[Start of Attachment]
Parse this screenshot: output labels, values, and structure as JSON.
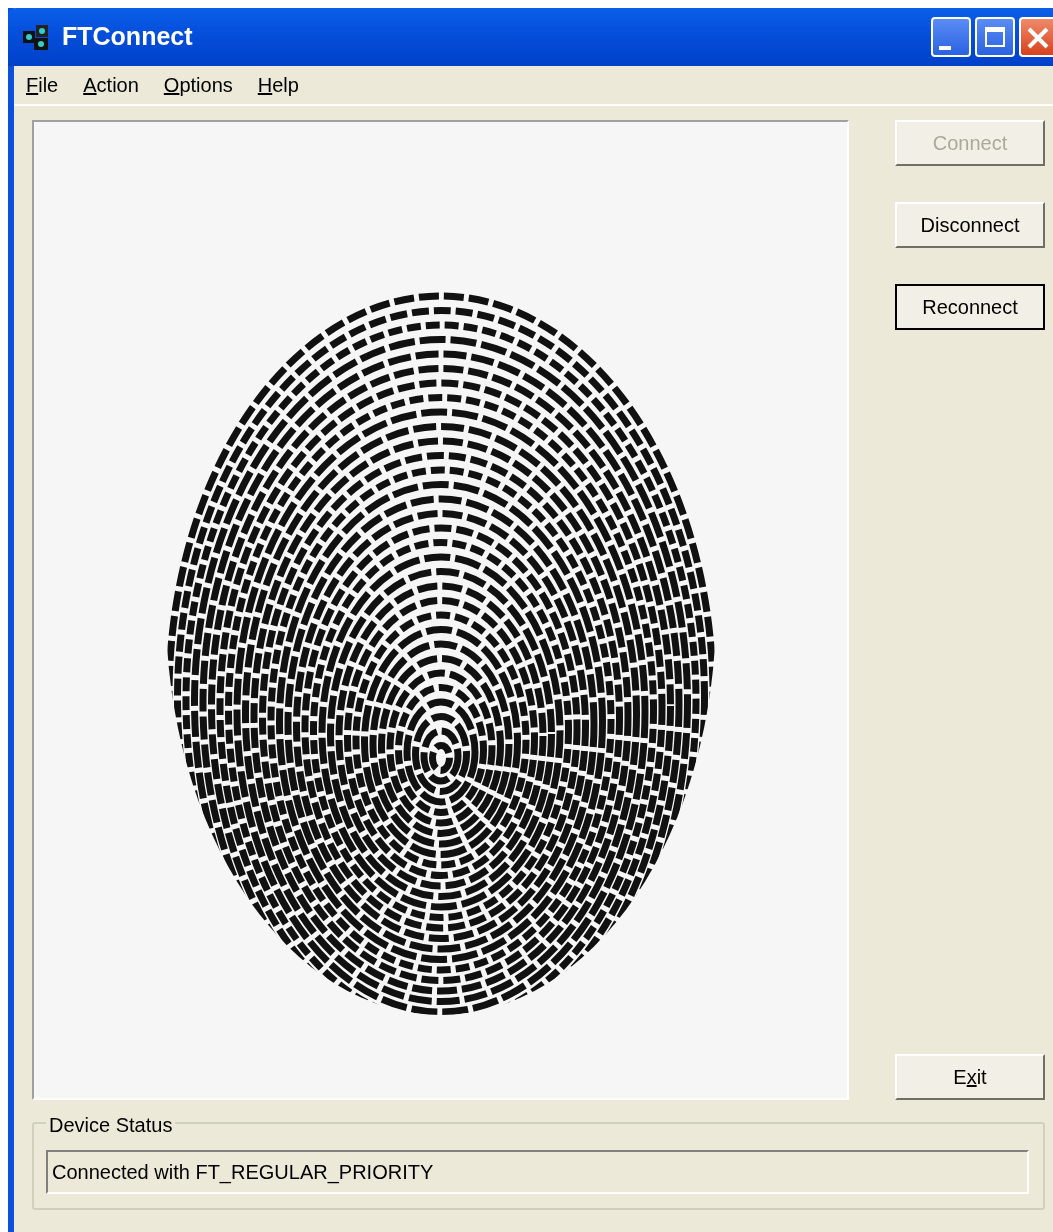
{
  "window": {
    "title": "FTConnect"
  },
  "menu": [
    {
      "access_key": "F",
      "after": "ile"
    },
    {
      "access_key": "A",
      "after": "ction"
    },
    {
      "access_key": "O",
      "after": "ptions"
    },
    {
      "access_key": "H",
      "after": "elp"
    }
  ],
  "buttons": [
    {
      "label": "Connect",
      "disabled": true,
      "default": false
    },
    {
      "label": "Disconnect",
      "disabled": false,
      "default": false
    },
    {
      "label": "Reconnect",
      "disabled": false,
      "default": true
    }
  ],
  "exit_button": {
    "before": "E",
    "access_key": "x",
    "after": "it"
  },
  "device_status": {
    "title": "Device Status",
    "value": "Connected with FT_REGULAR_PRIORITY"
  }
}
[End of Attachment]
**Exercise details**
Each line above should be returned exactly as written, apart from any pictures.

**Response**
Parse this screenshot: output labels, values, and structure as JSON.
{
  "window": {
    "title": "FTConnect"
  },
  "menu": [
    {
      "access_key": "F",
      "after": "ile"
    },
    {
      "access_key": "A",
      "after": "ction"
    },
    {
      "access_key": "O",
      "after": "ptions"
    },
    {
      "access_key": "H",
      "after": "elp"
    }
  ],
  "buttons": [
    {
      "label": "Connect",
      "disabled": true,
      "default": false
    },
    {
      "label": "Disconnect",
      "disabled": false,
      "default": false
    },
    {
      "label": "Reconnect",
      "disabled": false,
      "default": true
    }
  ],
  "exit_button": {
    "before": "E",
    "access_key": "x",
    "after": "it"
  },
  "device_status": {
    "title": "Device Status",
    "value": "Connected with FT_REGULAR_PRIORITY"
  }
}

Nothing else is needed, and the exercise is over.